Keeping his Penguins in contention with high-powered offense, Sidney Crosby may well run off with the Hart Trophy. (Graig Abel/NHLI via Getty Images)
By Allan Muir
With every team but one -- the Boston Bruins -- having hit the halfway point of the abbreviated schedule, it's time to update our handicapping of the postseason hardware races. Here are my first-quarter choices, so you can compare.
Not surprisingly, many of the names have changed since our first look revealed some surprise favorites. Injuries have played a part, but in most cases it's been a matter of players reasserting themselves among the elite once they had a chance to get their legs under them.
Here’s how we see the fields shaping up. Got a bone to pick with these choices? Make your case in the comments section below.
Hart Trophy (MVP)
Sidney Crosby, Penguins
The players listed below as being in the mix? Totally a courtesy nod. The way Sid is playing now, everyone else is just vying for a free trip to wherever the awards ceremony is held this year so they can smile politely on camera when Crosby's name is announced as the winner. The Pens' captain is scoring at a clip we haven't seen in a full generation. He'd be on pace for more than 140 points in a full 82-game season. With Pittsburgh's defense leaking oil, the ability to run up the score has kept this team in contention. And don't forget the impact he's had on Chris Kunitz, the industrious winger who inexplicably stands third in the NHL scoring race through 26 games. That's some serious mojo there.
Norris Trophy (Best defenseman)
Zdeno Chara, Bruins
Erik Karlsson's season-ending injury opened the Norris up to a sizable field of compelling contenders. There's no consensus favorite at this point, but for my money, Chara remains the most dominant player at the position. No defender is tougher to beat one-on-one and his ability to set the tone with his physical play is unmatched. With his offensive game coming around after a slow start -- his ballerina goal ranks among the season's highlights -- he looks to me like the game's most complete blueliner.
Vezina Trophy (Best goalie)
Craig Anderson, Senators
Anderson has been sidelined since Feb. 21 and while that's not quite out-of-sight, out-of-mind, we're getting close to the point of putting his face on the side of a milk carton. His spectacular (and still league-leading) GAA and save percentage will be easy to asterisk if he's not back soon, but he gets the nod for now. Keep an eye on Tuukka Rask if Anderson's convalescence takes much longer. Rask has been a model of consistency and he's lost just twice in regulation over 18 starts.
In the mix: Tuukka Rask, Bruins; Kari Lehtonen, Stars; Antti Niemi, Sharks
Calder Trophy (Best rookie)

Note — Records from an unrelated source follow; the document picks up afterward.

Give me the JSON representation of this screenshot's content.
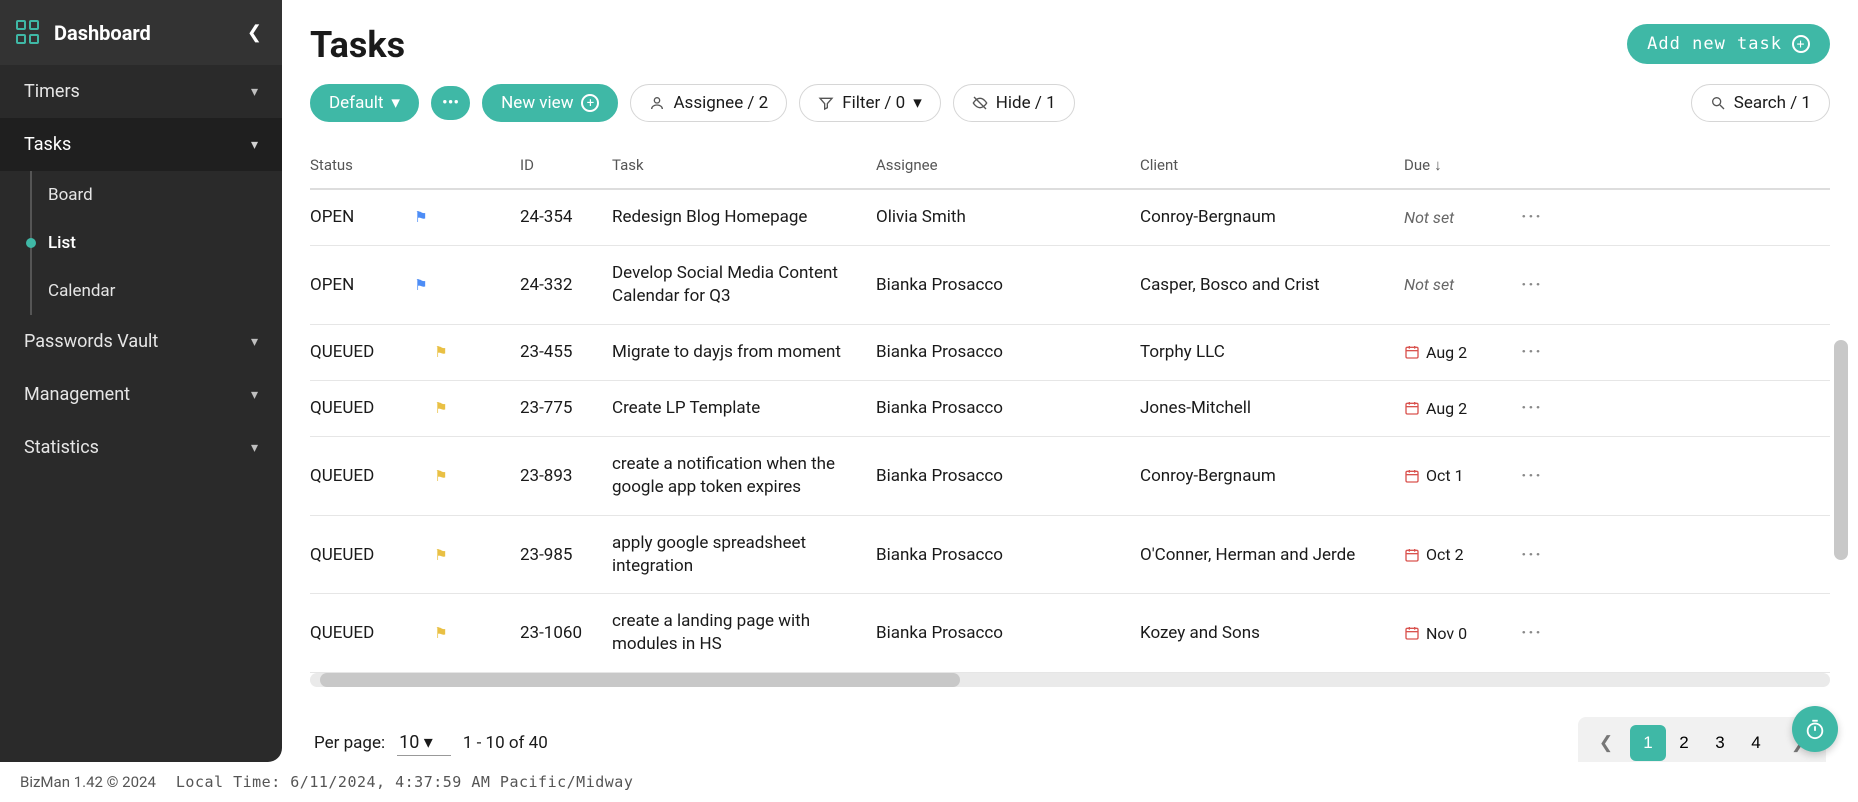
{
  "sidebar": {
    "title": "Dashboard",
    "groups": [
      {
        "label": "Timers"
      },
      {
        "label": "Tasks",
        "children": [
          "Board",
          "List",
          "Calendar"
        ],
        "active_child": 1
      },
      {
        "label": "Passwords Vault"
      },
      {
        "label": "Management"
      },
      {
        "label": "Statistics"
      }
    ]
  },
  "page": {
    "title": "Tasks"
  },
  "toolbar": {
    "default_view": "Default",
    "new_view": "New view",
    "assignee": "Assignee / 2",
    "filter": "Filter / 0",
    "hide": "Hide / 1",
    "search": "Search / 1",
    "add": "Add new task"
  },
  "columns": {
    "status": "Status",
    "id": "ID",
    "task": "Task",
    "assignee": "Assignee",
    "client": "Client",
    "due": "Due"
  },
  "rows": [
    {
      "status": "OPEN",
      "flag": "blue",
      "id": "24-354",
      "task": "Redesign Blog Homepage",
      "assignee": "Olivia Smith",
      "client": "Conroy-Bergnaum",
      "due_label": "Not set",
      "has_date": false
    },
    {
      "status": "OPEN",
      "flag": "blue",
      "id": "24-332",
      "task": "Develop Social Media Content Calendar for Q3",
      "assignee": "Bianka Prosacco",
      "client": "Casper, Bosco and Crist",
      "due_label": "Not set",
      "has_date": false
    },
    {
      "status": "QUEUED",
      "flag": "yellow",
      "id": "23-455",
      "task": "Migrate to dayjs from moment",
      "assignee": "Bianka Prosacco",
      "client": "Torphy LLC",
      "due_label": "Aug 2",
      "has_date": true
    },
    {
      "status": "QUEUED",
      "flag": "yellow",
      "id": "23-775",
      "task": "Create LP Template",
      "assignee": "Bianka Prosacco",
      "client": "Jones-Mitchell",
      "due_label": "Aug 2",
      "has_date": true
    },
    {
      "status": "QUEUED",
      "flag": "yellow",
      "id": "23-893",
      "task": "create a notification when the google app token expires",
      "assignee": "Bianka Prosacco",
      "client": "Conroy-Bergnaum",
      "due_label": "Oct 1",
      "has_date": true
    },
    {
      "status": "QUEUED",
      "flag": "yellow",
      "id": "23-985",
      "task": "apply google spreadsheet integration",
      "assignee": "Bianka Prosacco",
      "client": "O'Conner, Herman and Jerde",
      "due_label": "Oct 2",
      "has_date": true
    },
    {
      "status": "QUEUED",
      "flag": "yellow",
      "id": "23-1060",
      "task": "create a landing page with modules in HS",
      "assignee": "Bianka Prosacco",
      "client": "Kozey and Sons",
      "due_label": "Nov 0",
      "has_date": true
    }
  ],
  "paging": {
    "per_page_label": "Per page:",
    "per_page_value": "10",
    "range": "1 - 10 of 40",
    "pages": [
      "1",
      "2",
      "3",
      "4"
    ],
    "active_page": 0
  },
  "footer": {
    "copyright": "BizMan 1.42 © 2024",
    "local_time": "Local Time: 6/11/2024, 4:37:59 AM Pacific/Midway"
  }
}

You'll see a lot of nods to Cory Conacher in this category, but I think he's benefited significantly from playing with superior talent. Huberdeau hasn't had that luxury with the Panthers, where injuries have forced the weight of Florida's offense onto his shoulders for several weeks now. He's responded by leading all rookies with 12 goals (11 at even strength) and by popping up routinely on the highlight shows thanks to his flair for the dramatic. Add in that he's just a minus-3 on a team that has a league-worst minus-34 goal differential, and it's clear that he's making an unmatched contribution as a freshman.
Jack Adams Award (Best coach)
Paul MacLean, Senators
Tough not to give the nod to the guy in Chicago who hadn't lost a game in regulation until this week, but what MacLean has done in Ottawa with his top forward, defender and goaltender on the shelf for an extended period and a patchwork lineup of veterans and not-yet-ripe minor leaguers is nothing short of miraculous. It would have been easy for the Senators to fold up their tents and start looking forward to the draft, but he's maintained a level of cohesion and discipline that defies explanation. MacLean really deserves this one.
In the mix: Joel Quenneville, Blackhawks; Michel Therrien, Canadiens; Bruce Boudreau, Ducks
Selke Trophy (Best defensive forward)
Jonathan Toews, Blackhawks
The captain's commitment to two-way play set the tone for Chicago's spectacular start. He competes as ferociously as any player, ranks among the league leaders in the face-off circle (a ridiculous 59.5 percent), and has scored nine of his 11 goals on the road. He does all the hard things that make the game easier for the rest of his team. As with Crosby in the Hart race, this one isn't close.
In the mix: